In less than a half hour, a short-lived, but forceful army of falling hail means businesses close due to extensive and expensive damage; employees find they have no jobs to go to the next day; residential roofs sit partially finished for days due to miscommunications and backup in available manpower.

For the city and its people, a piece of hail turns into long lines with deadlines getting pushed back, frustrations and loss of patience. It turns into unanticipated revenue costs of $968, 708.26 in just two short months since the storm, per the city treasurer.

It doesn’t stop there. Each piece of hail has another purpose wrapped up inside it. It becomes neighbors helping neighbors. It becomes more job opportunities and purpose for contractors, glass and auto repair companies, rental car companies and insurance. It becomes a facelift for neighborhoods whose property values go up with every new roof and each can of new paint followed by revived landscape and updated materials. Entire industries are there for residents and business owners in the recovery from the disruption that a little ball of ice can cause.

Help comes from unexpected places. Even U.S. Small Business Association (SBA) perked up to help businesses struggling from the aftermath of the storm. By early July, the SBA announced the availability of low-interest federal disaster loans in Jefferson County for “small businesses and individuals with uninsured losses to a residence or business.”

Finally, the months after a hailstorm are a true testament to how effectively a city functions and to the character of its community. It brings to life the reality of expectations. On June 2, Mayor Joyce Jay reported on her Facebook page that the normal amount of roof building permits issued were “15-20 per day” and that number “has gone up close to 100 [per day], right at a time when we are down to one trained permit technician!” This led to a backup of application processing time. The city reported each altered wait time, as the chance to obtain a roofing permit went from waiting in lines at the processing office to online submissions only, to a wait time of three to five days for processing and finally extended to five to eight days for processing. Miscommunications happened between roofers and inspectors, residents and the city. However, the city put in all its efforts to resolve blunders and controversies. When residents spoke up, the city moved as quickly as they were able to adhere to requests and complaints of its people.

While Wheat Ridge was not the only city with a surge of roofs and properties needing repair, the city was hit the hardest by the largest, most damaging hail in the metro area. According to, the 80033 ZIP code (which included Lutheran Medical Center) incurred the bulk of the storm. Even with its own large costs of repair to take care of, Lutheran Hospital came together as a community to help raise funds for its low-income employees who incurred vehicle damage from the storm.

By the end of May, The Insurance Journal estimated there would be “150,000 auto insurance claims and 50,000 homeowners claims” filed as a result of the May 8 storm. Of course, it will be difficult to know the real impact of the storm for months or even years. The only impact we will see until then is our own.

Though we never seem to be prepared enough for the outcome of a hailstorm, we learn a little each time about human compassion and the ability to evolve from such disasters.

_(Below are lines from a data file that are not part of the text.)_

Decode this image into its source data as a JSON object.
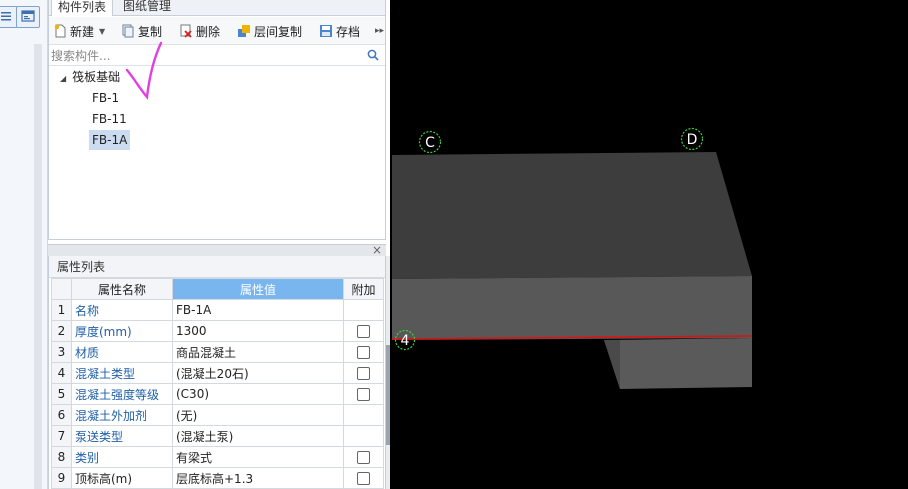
{
  "left_strip": {
    "buttons": [
      {
        "icon": "list-icon"
      },
      {
        "icon": "layout-icon"
      }
    ]
  },
  "component_panel": {
    "tabs": [
      {
        "label": "构件列表",
        "active": true
      },
      {
        "label": "图纸管理",
        "active": false
      }
    ],
    "toolbar": {
      "new_label": "新建",
      "copy_label": "复制",
      "delete_label": "删除",
      "floor_copy_label": "层间复制",
      "save_label": "存档",
      "more_label": "▸▸"
    },
    "search": {
      "placeholder": "搜索构件..."
    },
    "tree": {
      "root_label": "筏板基础",
      "items": [
        {
          "label": "FB-1",
          "selected": false
        },
        {
          "label": "FB-11",
          "selected": false
        },
        {
          "label": "FB-1A",
          "selected": true
        }
      ]
    }
  },
  "splitter": {
    "close_label": "×"
  },
  "property_panel": {
    "title": "属性列表",
    "headers": {
      "name": "属性名称",
      "value": "属性值",
      "extra": "附加"
    },
    "rows": [
      {
        "num": "1",
        "name": "名称",
        "value": "FB-1A",
        "checkbox": false
      },
      {
        "num": "2",
        "name": "厚度(mm)",
        "value": "1300",
        "checkbox": true
      },
      {
        "num": "3",
        "name": "材质",
        "value": "商品混凝土",
        "checkbox": true
      },
      {
        "num": "4",
        "name": "混凝土类型",
        "value": "(混凝土20石)",
        "checkbox": true
      },
      {
        "num": "5",
        "name": "混凝土强度等级",
        "value": "(C30)",
        "checkbox": true
      },
      {
        "num": "6",
        "name": "混凝土外加剂",
        "value": "(无)",
        "checkbox": false
      },
      {
        "num": "7",
        "name": "泵送类型",
        "value": "(混凝土泵)",
        "checkbox": false
      },
      {
        "num": "8",
        "name": "类别",
        "value": "有梁式",
        "checkbox": true
      },
      {
        "num": "9",
        "name": "顶标高(m)",
        "value": "层底标高+1.3",
        "checkbox": true
      }
    ]
  },
  "viewport": {
    "axis_labels": [
      "C",
      "D",
      "4"
    ],
    "colors": {
      "background": "#000000",
      "slab_top": "#3d3d3d",
      "slab_front": "#585858",
      "slab_side": "#4e4e4e",
      "lower_block": "#5a5a5a",
      "grid_line": "#e01010",
      "axis_marker": "#3ad33a",
      "annotation": "#e040e0"
    }
  }
}
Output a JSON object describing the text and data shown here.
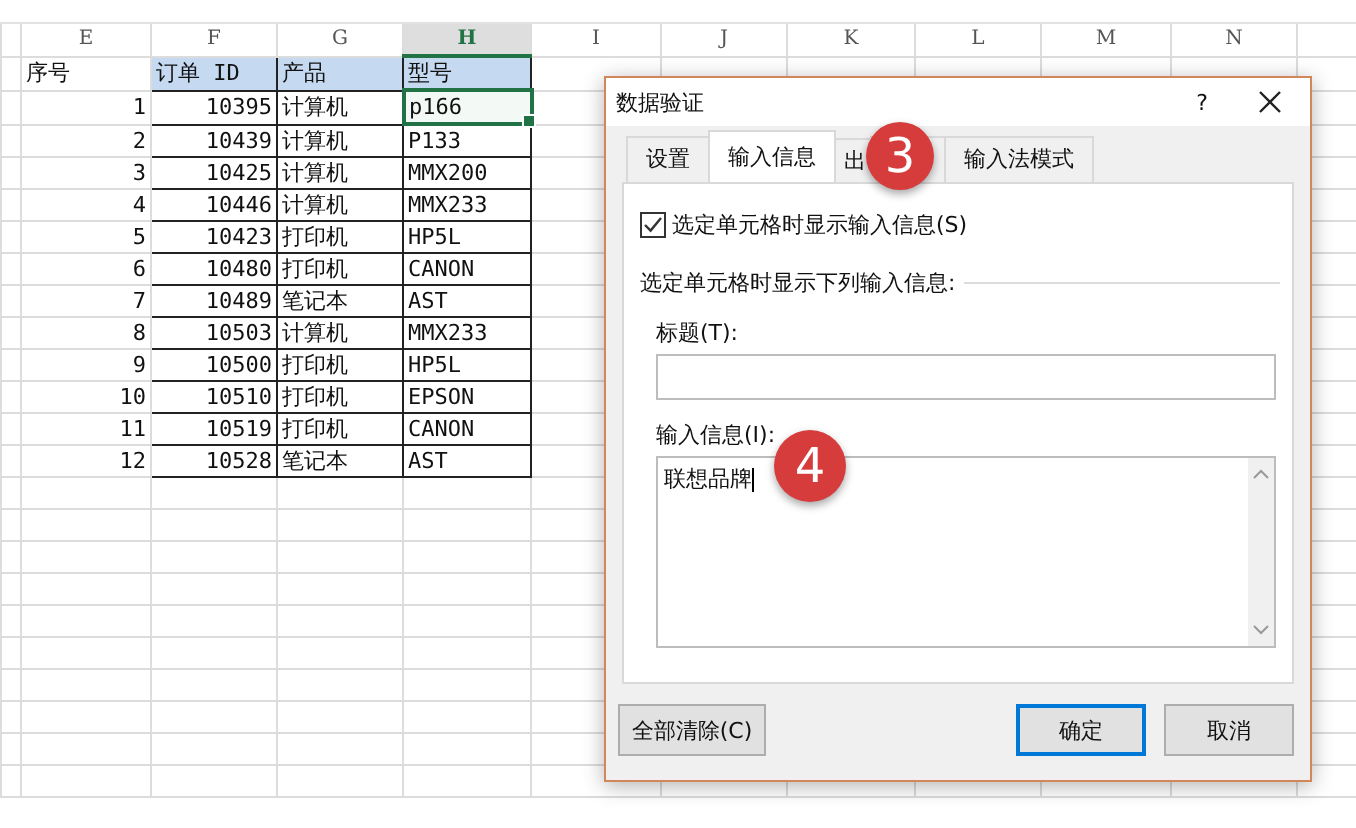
{
  "sheet": {
    "columns": [
      {
        "label": "E",
        "selected": false
      },
      {
        "label": "F",
        "selected": false
      },
      {
        "label": "G",
        "selected": false
      },
      {
        "label": "H",
        "selected": true
      },
      {
        "label": "I",
        "selected": false
      },
      {
        "label": "J",
        "selected": false
      },
      {
        "label": "K",
        "selected": false
      },
      {
        "label": "L",
        "selected": false
      },
      {
        "label": "M",
        "selected": false
      },
      {
        "label": "N",
        "selected": false
      }
    ],
    "header_row": [
      "序号",
      "订单 ID",
      "产品",
      "型号"
    ],
    "rows": [
      {
        "cells": [
          "1",
          "10395",
          "计算机",
          "p166"
        ],
        "selected": true
      },
      {
        "cells": [
          "2",
          "10439",
          "计算机",
          "P133"
        ],
        "selected": false
      },
      {
        "cells": [
          "3",
          "10425",
          "计算机",
          "MMX200"
        ],
        "selected": false
      },
      {
        "cells": [
          "4",
          "10446",
          "计算机",
          "MMX233"
        ],
        "selected": false
      },
      {
        "cells": [
          "5",
          "10423",
          "打印机",
          "HP5L"
        ],
        "selected": false
      },
      {
        "cells": [
          "6",
          "10480",
          "打印机",
          "CANON"
        ],
        "selected": false
      },
      {
        "cells": [
          "7",
          "10489",
          "笔记本",
          "AST"
        ],
        "selected": false
      },
      {
        "cells": [
          "8",
          "10503",
          "计算机",
          "MMX233"
        ],
        "selected": false
      },
      {
        "cells": [
          "9",
          "10500",
          "打印机",
          "HP5L"
        ],
        "selected": false
      },
      {
        "cells": [
          "10",
          "10510",
          "打印机",
          "EPSON"
        ],
        "selected": false
      },
      {
        "cells": [
          "11",
          "10519",
          "打印机",
          "CANON"
        ],
        "selected": false
      },
      {
        "cells": [
          "12",
          "10528",
          "笔记本",
          "AST"
        ],
        "selected": false
      }
    ]
  },
  "dialog": {
    "title": "数据验证",
    "help": "?",
    "tabs": [
      {
        "label": "设置",
        "selected": false
      },
      {
        "label": "输入信息",
        "selected": true
      },
      {
        "label": "出",
        "selected": false
      },
      {
        "label": "输入法模式",
        "selected": false
      }
    ],
    "show_checkbox": {
      "label": "选定单元格时显示输入信息(S)",
      "checked": true
    },
    "section_label": "选定单元格时显示下列输入信息:",
    "title_field": {
      "label": "标题(T):"
    },
    "message_field": {
      "label": "输入信息(I):",
      "value": "联想品牌"
    },
    "buttons": [
      {
        "label": "全部清除(C)",
        "kind": "clear"
      },
      {
        "label": "确定",
        "kind": "default"
      },
      {
        "label": "取消",
        "kind": "normal"
      }
    ]
  },
  "callouts": [
    {
      "label": "3",
      "kind": "tab"
    },
    {
      "label": "4",
      "kind": "field"
    }
  ]
}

People are much like hail in the storm after the storm. NSSL explains, “hailstones bump into other raindrops and other hailstones inside the thunderstorm, and this bumping slows down their fall.” When we look at our own communities, do we slow each other down from the fall or do we slow each other down from progress on our destined journey?

So, what is hail? It is a mirror of the human spirit. While human beings can’t move as fast as a tablet or smart-phone, calculate precise completion time nor meet work expectations flawlessly day after day, we still persevere with the hope that the sun will rise again and that our collaborative diligence will gradually melt away yesterday’s damage one day at a time.